When you return the data, keep every line exactly as it is and leave out the pictures.

Segment Open

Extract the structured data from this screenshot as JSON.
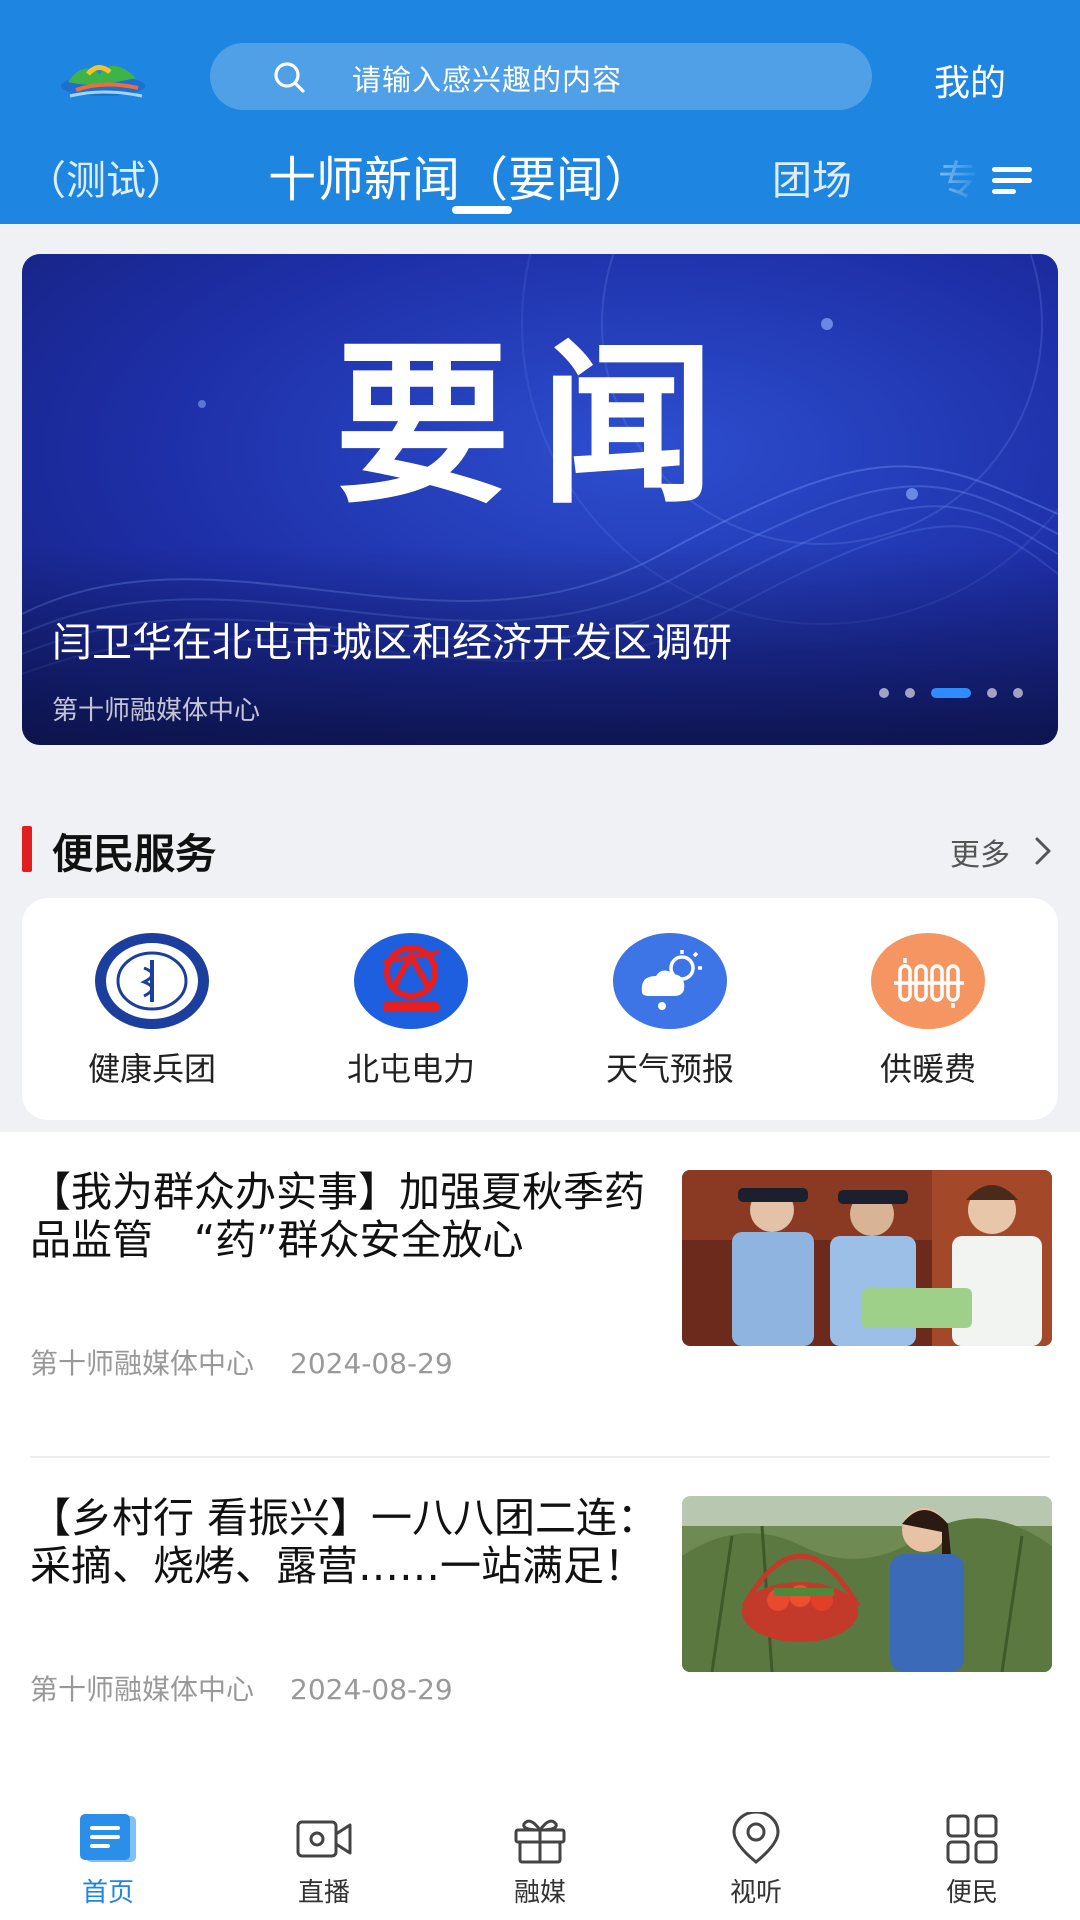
{
  "header": {
    "search_placeholder": "请输入感兴趣的内容",
    "mine_label": "我的",
    "tabs": [
      {
        "label": "（测试）"
      },
      {
        "label": "十师新闻（要闻）"
      },
      {
        "label": "团场"
      },
      {
        "label": "专"
      }
    ],
    "active_tab_index": 1,
    "colors": {
      "header_bg": "#1e86e0"
    }
  },
  "banner": {
    "image_text": "要闻",
    "title": "闫卫华在北屯市城区和经济开发区调研",
    "source": "第十师融媒体中心",
    "page_count": 5,
    "active_page_index": 2
  },
  "services_section": {
    "title": "便民服务",
    "more_label": "更多",
    "items": [
      {
        "label": "健康兵团",
        "icon": "health-corps-emblem-icon"
      },
      {
        "label": "北屯电力",
        "icon": "beitun-power-logo-icon"
      },
      {
        "label": "天气预报",
        "icon": "weather-icon"
      },
      {
        "label": "供暖费",
        "icon": "heating-radiator-icon"
      }
    ]
  },
  "news": [
    {
      "title": "【我为群众办实事】加强夏秋季药品监管　“药”群众安全放心",
      "source": "第十师融媒体中心",
      "date": "2024-08-29",
      "thumb": "officers-inspecting-medicine-photo"
    },
    {
      "title": "【乡村行 看振兴】一八八团二连：采摘、烧烤、露营……一站满足！",
      "source": "第十师融媒体中心",
      "date": "2024-08-29",
      "thumb": "woman-picking-vegetables-photo"
    }
  ],
  "bottom_nav": [
    {
      "label": "首页",
      "icon": "home-icon",
      "active": true
    },
    {
      "label": "直播",
      "icon": "video-camera-icon",
      "active": false
    },
    {
      "label": "融媒",
      "icon": "gift-box-icon",
      "active": false
    },
    {
      "label": "视听",
      "icon": "location-pin-icon",
      "active": false
    },
    {
      "label": "便民",
      "icon": "grid-apps-icon",
      "active": false
    }
  ],
  "colors": {
    "accent": "#1e86e0",
    "section_bar": "#e02020"
  }
}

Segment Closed

REPLY:
Extract the structured data from this screenshot as JSON.
{
  "header": {
    "search_placeholder": "请输入感兴趣的内容",
    "mine_label": "我的",
    "tabs": [
      {
        "label": "（测试）"
      },
      {
        "label": "十师新闻（要闻）"
      },
      {
        "label": "团场"
      },
      {
        "label": "专"
      }
    ],
    "active_tab_index": 1,
    "colors": {
      "header_bg": "#1e86e0"
    }
  },
  "banner": {
    "image_text": "要闻",
    "title": "闫卫华在北屯市城区和经济开发区调研",
    "source": "第十师融媒体中心",
    "page_count": 5,
    "active_page_index": 2
  },
  "services_section": {
    "title": "便民服务",
    "more_label": "更多",
    "items": [
      {
        "label": "健康兵团",
        "icon": "health-corps-emblem-icon"
      },
      {
        "label": "北屯电力",
        "icon": "beitun-power-logo-icon"
      },
      {
        "label": "天气预报",
        "icon": "weather-icon"
      },
      {
        "label": "供暖费",
        "icon": "heating-radiator-icon"
      }
    ]
  },
  "news": [
    {
      "title": "【我为群众办实事】加强夏秋季药品监管　“药”群众安全放心",
      "source": "第十师融媒体中心",
      "date": "2024-08-29",
      "thumb": "officers-inspecting-medicine-photo"
    },
    {
      "title": "【乡村行 看振兴】一八八团二连：采摘、烧烤、露营……一站满足！",
      "source": "第十师融媒体中心",
      "date": "2024-08-29",
      "thumb": "woman-picking-vegetables-photo"
    }
  ],
  "bottom_nav": [
    {
      "label": "首页",
      "icon": "home-icon",
      "active": true
    },
    {
      "label": "直播",
      "icon": "video-camera-icon",
      "active": false
    },
    {
      "label": "融媒",
      "icon": "gift-box-icon",
      "active": false
    },
    {
      "label": "视听",
      "icon": "location-pin-icon",
      "active": false
    },
    {
      "label": "便民",
      "icon": "grid-apps-icon",
      "active": false
    }
  ],
  "colors": {
    "accent": "#1e86e0",
    "section_bar": "#e02020"
  }
}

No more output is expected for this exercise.